◆ Task directions ◆
Check every line of the data for the string "Arbeitsblatt" and copy the ones that have it.

[Stored entries]
--- START ---
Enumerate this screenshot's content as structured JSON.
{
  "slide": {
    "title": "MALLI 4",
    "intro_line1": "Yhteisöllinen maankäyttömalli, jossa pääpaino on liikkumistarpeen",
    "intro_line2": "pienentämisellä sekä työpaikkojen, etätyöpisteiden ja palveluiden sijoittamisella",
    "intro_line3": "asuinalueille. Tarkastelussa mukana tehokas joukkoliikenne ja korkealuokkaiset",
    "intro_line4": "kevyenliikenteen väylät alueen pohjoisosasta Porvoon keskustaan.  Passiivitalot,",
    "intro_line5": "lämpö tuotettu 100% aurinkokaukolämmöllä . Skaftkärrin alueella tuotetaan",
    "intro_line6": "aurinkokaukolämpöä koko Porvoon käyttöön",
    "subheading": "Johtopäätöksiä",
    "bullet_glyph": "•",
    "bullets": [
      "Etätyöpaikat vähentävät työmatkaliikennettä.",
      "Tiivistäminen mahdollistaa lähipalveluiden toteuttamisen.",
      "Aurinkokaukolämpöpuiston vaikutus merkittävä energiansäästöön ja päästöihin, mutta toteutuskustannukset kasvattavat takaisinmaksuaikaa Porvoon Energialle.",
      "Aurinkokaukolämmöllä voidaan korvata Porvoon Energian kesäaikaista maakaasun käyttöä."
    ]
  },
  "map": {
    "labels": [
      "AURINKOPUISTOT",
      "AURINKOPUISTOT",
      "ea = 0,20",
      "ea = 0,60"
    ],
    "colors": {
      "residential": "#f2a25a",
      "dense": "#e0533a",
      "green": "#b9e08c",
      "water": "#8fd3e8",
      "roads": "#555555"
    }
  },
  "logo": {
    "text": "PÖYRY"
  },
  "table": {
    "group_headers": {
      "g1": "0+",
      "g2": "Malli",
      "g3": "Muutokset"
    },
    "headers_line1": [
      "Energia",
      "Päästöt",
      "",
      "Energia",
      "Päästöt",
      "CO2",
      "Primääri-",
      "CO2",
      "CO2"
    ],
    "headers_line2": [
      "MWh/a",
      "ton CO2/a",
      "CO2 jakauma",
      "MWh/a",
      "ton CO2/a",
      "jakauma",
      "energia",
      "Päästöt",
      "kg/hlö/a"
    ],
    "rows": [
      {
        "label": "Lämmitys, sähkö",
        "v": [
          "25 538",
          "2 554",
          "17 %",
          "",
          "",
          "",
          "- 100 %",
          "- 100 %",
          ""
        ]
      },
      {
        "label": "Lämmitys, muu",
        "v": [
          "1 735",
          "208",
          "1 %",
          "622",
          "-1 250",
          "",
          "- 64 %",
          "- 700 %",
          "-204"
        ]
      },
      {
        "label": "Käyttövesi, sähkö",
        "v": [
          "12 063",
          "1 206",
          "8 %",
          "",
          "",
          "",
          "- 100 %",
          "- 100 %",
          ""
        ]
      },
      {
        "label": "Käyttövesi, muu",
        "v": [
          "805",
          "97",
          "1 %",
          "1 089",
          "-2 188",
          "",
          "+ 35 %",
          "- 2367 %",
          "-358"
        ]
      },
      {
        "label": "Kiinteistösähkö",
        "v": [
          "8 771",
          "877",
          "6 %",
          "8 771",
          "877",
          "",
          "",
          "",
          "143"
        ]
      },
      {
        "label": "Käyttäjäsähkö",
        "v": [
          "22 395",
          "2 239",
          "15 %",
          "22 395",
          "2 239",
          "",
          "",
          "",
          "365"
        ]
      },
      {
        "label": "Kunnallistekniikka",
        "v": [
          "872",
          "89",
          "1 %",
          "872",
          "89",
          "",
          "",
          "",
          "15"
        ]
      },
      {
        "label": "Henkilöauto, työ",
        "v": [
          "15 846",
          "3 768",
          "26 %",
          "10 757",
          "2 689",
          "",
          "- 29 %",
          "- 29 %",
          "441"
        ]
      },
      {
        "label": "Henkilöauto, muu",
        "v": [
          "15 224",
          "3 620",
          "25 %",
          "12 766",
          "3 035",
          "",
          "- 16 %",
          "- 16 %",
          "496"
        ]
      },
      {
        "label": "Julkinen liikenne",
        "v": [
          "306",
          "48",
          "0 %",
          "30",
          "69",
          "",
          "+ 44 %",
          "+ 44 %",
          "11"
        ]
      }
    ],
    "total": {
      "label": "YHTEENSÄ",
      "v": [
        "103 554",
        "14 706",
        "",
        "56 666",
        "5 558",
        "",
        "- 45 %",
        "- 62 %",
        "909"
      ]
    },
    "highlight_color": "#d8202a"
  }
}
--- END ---
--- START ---
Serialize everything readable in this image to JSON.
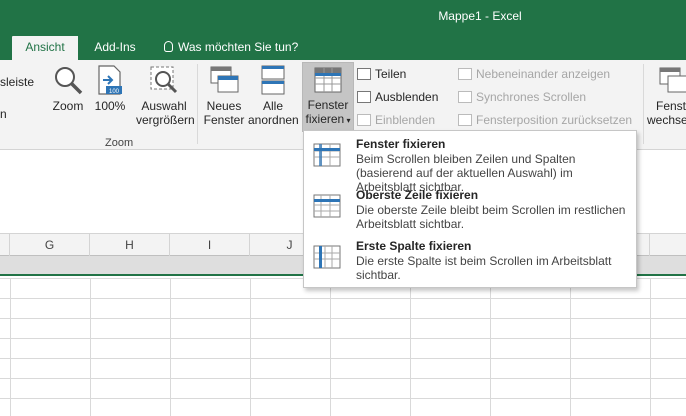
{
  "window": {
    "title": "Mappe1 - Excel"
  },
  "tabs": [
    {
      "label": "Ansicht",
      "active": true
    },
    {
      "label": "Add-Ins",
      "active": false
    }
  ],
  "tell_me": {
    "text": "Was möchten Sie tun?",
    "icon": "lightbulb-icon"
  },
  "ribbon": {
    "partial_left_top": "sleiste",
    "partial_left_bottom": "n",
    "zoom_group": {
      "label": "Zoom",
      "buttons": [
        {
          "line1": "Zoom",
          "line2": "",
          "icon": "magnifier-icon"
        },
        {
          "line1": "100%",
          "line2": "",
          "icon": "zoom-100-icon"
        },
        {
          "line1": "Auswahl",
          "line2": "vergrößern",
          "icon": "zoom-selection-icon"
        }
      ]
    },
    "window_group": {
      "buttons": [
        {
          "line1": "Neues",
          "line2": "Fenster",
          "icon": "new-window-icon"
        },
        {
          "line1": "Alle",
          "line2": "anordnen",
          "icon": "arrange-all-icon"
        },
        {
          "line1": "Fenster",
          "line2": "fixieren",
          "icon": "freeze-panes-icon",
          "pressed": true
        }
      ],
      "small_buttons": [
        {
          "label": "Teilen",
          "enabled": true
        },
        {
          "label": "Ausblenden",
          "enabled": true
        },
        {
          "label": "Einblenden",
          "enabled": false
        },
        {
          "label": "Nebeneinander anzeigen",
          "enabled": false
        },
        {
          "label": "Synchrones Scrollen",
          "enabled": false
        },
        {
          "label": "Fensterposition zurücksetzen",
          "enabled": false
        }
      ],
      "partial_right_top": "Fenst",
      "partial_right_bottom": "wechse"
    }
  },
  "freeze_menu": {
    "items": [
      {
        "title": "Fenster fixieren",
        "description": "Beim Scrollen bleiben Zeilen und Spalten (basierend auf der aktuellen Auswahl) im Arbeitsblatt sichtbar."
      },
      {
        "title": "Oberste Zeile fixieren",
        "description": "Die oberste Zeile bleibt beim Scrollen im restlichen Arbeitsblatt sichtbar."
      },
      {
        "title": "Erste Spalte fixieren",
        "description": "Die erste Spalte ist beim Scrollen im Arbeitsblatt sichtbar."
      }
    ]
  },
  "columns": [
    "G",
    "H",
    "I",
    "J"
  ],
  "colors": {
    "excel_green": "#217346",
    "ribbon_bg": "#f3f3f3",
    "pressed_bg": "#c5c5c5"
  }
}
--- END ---
◆ Exercise answer ◆
        "description": "Beim Scrollen bleiben Zeilen und Spalten (basierend auf der aktuellen Auswahl) im Arbeitsblatt sichtbar."
        "description": "Die oberste Zeile bleibt beim Scrollen im restlichen Arbeitsblatt sichtbar."
        "description": "Die erste Spalte ist beim Scrollen im Arbeitsblatt sichtbar."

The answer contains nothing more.